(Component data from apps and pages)
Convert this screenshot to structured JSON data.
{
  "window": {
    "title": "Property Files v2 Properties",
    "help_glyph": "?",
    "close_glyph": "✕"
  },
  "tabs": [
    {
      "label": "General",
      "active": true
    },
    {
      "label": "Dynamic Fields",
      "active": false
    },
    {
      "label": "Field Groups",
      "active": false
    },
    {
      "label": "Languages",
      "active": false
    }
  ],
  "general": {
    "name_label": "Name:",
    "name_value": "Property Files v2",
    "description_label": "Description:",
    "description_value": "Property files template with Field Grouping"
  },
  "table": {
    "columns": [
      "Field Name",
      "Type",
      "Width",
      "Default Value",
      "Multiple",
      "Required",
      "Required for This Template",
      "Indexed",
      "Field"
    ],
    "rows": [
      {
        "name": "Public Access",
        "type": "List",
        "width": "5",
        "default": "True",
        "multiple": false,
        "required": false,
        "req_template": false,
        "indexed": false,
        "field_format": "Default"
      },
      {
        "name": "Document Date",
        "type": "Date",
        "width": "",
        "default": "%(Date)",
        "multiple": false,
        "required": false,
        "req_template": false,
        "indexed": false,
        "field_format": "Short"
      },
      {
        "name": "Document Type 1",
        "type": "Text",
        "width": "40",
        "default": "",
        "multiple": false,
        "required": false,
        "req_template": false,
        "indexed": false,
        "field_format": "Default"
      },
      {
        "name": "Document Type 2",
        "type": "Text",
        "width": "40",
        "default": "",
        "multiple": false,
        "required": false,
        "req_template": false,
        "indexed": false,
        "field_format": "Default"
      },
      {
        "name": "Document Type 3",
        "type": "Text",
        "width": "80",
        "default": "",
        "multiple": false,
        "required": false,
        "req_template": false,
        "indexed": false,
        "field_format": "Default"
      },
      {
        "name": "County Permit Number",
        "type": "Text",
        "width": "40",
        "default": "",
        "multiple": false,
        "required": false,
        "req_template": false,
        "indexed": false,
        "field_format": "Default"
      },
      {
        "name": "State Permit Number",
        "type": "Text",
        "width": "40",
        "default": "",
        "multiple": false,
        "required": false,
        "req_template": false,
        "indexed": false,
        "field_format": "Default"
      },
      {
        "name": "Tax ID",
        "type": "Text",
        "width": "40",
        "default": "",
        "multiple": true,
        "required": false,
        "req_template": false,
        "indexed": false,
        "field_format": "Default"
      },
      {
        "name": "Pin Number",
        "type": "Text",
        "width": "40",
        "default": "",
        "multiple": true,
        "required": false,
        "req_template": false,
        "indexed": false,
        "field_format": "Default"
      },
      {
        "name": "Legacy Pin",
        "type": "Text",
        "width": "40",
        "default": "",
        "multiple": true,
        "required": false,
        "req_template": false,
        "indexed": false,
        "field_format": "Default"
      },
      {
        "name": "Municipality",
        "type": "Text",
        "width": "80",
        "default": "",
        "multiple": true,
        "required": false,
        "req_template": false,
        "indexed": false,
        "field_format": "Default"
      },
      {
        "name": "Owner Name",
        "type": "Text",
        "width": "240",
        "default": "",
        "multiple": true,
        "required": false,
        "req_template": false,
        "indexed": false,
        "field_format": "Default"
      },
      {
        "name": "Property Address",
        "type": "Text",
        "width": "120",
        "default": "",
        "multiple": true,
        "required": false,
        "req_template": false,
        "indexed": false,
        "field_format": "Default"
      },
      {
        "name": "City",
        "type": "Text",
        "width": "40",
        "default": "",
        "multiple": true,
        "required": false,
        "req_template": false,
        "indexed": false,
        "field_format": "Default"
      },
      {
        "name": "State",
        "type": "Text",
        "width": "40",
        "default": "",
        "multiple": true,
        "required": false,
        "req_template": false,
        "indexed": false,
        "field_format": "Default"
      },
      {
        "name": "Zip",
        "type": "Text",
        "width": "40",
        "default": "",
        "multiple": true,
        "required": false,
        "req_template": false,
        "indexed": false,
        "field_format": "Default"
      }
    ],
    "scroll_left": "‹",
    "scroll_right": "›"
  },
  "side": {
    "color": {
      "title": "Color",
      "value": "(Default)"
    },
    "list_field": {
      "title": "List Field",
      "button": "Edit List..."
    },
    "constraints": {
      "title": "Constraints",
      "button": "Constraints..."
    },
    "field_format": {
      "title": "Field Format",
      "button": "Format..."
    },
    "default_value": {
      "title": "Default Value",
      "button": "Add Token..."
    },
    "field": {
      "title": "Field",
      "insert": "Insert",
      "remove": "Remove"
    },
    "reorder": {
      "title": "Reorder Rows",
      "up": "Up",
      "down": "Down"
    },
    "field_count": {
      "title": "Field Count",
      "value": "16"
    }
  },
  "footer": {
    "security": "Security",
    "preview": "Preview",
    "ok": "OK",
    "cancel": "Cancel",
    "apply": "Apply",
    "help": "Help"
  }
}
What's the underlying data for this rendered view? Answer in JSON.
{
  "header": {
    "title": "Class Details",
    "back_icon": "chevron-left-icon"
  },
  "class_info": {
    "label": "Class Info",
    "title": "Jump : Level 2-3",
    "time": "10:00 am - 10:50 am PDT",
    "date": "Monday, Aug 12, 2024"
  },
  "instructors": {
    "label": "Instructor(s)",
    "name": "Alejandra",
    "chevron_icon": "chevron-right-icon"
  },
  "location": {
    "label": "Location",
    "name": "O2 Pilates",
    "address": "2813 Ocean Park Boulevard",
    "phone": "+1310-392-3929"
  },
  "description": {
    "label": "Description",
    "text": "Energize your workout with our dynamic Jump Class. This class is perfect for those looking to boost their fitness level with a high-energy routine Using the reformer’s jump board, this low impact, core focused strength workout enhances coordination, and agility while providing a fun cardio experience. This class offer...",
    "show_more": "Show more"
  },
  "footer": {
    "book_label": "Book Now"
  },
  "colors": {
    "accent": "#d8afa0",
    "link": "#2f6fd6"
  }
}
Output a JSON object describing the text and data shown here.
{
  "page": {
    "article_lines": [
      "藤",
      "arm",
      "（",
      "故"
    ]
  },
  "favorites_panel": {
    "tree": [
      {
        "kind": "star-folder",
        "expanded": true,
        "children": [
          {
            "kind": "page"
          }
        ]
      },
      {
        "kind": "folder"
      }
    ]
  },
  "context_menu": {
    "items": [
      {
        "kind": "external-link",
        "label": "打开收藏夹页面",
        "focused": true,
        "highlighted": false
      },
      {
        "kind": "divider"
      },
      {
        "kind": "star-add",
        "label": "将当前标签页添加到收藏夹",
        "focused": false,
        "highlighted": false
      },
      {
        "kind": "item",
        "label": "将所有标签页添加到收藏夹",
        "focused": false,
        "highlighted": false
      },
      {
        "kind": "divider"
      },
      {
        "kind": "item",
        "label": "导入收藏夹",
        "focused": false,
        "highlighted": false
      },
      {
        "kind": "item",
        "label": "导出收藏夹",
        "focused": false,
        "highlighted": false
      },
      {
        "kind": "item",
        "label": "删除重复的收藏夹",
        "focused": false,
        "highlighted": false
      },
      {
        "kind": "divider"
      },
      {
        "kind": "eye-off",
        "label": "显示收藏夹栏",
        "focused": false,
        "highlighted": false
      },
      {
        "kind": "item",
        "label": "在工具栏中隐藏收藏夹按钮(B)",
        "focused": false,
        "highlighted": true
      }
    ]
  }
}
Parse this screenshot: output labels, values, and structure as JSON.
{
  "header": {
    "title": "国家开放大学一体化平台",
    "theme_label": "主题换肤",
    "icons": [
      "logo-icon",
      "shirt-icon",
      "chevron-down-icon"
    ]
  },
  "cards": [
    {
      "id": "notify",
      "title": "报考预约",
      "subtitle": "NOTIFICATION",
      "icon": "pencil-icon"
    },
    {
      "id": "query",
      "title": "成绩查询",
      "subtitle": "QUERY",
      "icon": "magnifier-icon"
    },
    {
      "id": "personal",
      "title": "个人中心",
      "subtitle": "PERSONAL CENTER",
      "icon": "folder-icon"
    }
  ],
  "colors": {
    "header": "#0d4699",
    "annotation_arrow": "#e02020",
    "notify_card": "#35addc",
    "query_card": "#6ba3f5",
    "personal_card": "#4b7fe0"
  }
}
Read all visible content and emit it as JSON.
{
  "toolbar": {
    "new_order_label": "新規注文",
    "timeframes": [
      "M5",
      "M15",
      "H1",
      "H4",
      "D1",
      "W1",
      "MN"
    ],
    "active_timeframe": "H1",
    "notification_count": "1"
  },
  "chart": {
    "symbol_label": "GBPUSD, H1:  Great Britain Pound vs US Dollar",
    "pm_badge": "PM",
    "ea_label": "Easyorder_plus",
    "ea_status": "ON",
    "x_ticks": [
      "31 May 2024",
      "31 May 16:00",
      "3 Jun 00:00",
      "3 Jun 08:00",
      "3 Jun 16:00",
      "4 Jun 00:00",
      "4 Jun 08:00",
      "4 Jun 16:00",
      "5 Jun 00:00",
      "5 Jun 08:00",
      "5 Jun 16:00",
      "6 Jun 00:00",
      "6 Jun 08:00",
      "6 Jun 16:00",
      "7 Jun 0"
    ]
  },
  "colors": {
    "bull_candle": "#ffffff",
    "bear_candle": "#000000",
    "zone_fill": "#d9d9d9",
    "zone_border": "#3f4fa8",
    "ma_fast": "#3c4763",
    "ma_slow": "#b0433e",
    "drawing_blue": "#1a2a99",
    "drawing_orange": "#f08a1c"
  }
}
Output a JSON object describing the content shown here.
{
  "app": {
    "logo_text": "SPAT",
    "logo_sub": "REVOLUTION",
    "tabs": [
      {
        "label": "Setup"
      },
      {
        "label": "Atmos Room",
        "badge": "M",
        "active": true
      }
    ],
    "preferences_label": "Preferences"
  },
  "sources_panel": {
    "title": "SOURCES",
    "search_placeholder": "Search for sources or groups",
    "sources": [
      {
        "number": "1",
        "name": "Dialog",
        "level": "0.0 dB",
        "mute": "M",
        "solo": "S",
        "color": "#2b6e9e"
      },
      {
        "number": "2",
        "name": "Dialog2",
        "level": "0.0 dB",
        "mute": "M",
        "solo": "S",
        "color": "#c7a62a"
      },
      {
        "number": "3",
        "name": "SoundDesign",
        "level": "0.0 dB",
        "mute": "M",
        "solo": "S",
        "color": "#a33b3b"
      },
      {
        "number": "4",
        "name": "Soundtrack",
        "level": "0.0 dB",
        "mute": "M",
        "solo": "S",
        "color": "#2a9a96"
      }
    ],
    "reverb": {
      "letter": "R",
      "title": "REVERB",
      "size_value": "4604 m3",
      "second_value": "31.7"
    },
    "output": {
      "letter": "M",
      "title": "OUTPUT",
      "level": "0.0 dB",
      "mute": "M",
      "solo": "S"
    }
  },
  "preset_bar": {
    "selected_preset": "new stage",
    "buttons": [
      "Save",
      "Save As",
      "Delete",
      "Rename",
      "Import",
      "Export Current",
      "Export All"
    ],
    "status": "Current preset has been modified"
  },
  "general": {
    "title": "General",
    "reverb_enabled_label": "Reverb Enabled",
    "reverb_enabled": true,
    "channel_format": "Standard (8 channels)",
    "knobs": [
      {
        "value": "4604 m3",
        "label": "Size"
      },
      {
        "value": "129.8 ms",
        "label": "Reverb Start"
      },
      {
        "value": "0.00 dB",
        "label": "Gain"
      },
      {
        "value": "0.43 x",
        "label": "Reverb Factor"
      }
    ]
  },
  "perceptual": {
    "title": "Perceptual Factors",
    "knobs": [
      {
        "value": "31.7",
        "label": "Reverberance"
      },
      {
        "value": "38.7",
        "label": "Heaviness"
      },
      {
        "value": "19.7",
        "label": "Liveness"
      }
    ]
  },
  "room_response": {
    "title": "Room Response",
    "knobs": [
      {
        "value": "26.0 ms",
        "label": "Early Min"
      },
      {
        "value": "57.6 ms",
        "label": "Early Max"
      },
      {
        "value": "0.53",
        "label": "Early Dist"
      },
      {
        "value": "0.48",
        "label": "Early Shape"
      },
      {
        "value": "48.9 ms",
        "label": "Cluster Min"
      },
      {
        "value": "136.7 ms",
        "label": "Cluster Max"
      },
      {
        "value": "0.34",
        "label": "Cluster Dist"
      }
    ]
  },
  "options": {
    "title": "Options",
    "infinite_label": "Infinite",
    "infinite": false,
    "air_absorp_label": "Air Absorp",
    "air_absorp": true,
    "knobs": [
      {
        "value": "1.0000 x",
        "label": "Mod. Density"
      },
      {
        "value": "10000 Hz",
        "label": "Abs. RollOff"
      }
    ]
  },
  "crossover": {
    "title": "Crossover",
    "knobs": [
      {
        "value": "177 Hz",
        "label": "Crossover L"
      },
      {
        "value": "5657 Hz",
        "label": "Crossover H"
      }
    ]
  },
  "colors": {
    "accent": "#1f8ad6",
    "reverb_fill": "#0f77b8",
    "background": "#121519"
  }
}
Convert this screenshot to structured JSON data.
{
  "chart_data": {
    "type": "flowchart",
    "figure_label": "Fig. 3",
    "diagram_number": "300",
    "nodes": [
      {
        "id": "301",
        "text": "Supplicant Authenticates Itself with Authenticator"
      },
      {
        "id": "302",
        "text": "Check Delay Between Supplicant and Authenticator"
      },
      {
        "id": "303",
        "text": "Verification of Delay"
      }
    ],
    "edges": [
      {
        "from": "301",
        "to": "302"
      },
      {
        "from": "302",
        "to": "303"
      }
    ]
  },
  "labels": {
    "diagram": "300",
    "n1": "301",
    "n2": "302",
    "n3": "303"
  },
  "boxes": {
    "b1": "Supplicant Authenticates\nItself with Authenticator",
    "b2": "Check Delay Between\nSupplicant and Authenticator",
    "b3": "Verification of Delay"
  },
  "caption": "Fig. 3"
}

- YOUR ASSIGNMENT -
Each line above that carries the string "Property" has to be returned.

- SOLUTION TO THIS EXERCISE -
    "title": "Property Files v2 Properties",
    "name_value": "Property Files v2",
    "description_value": "Property files template with Field Grouping"
        "name": "Property Address",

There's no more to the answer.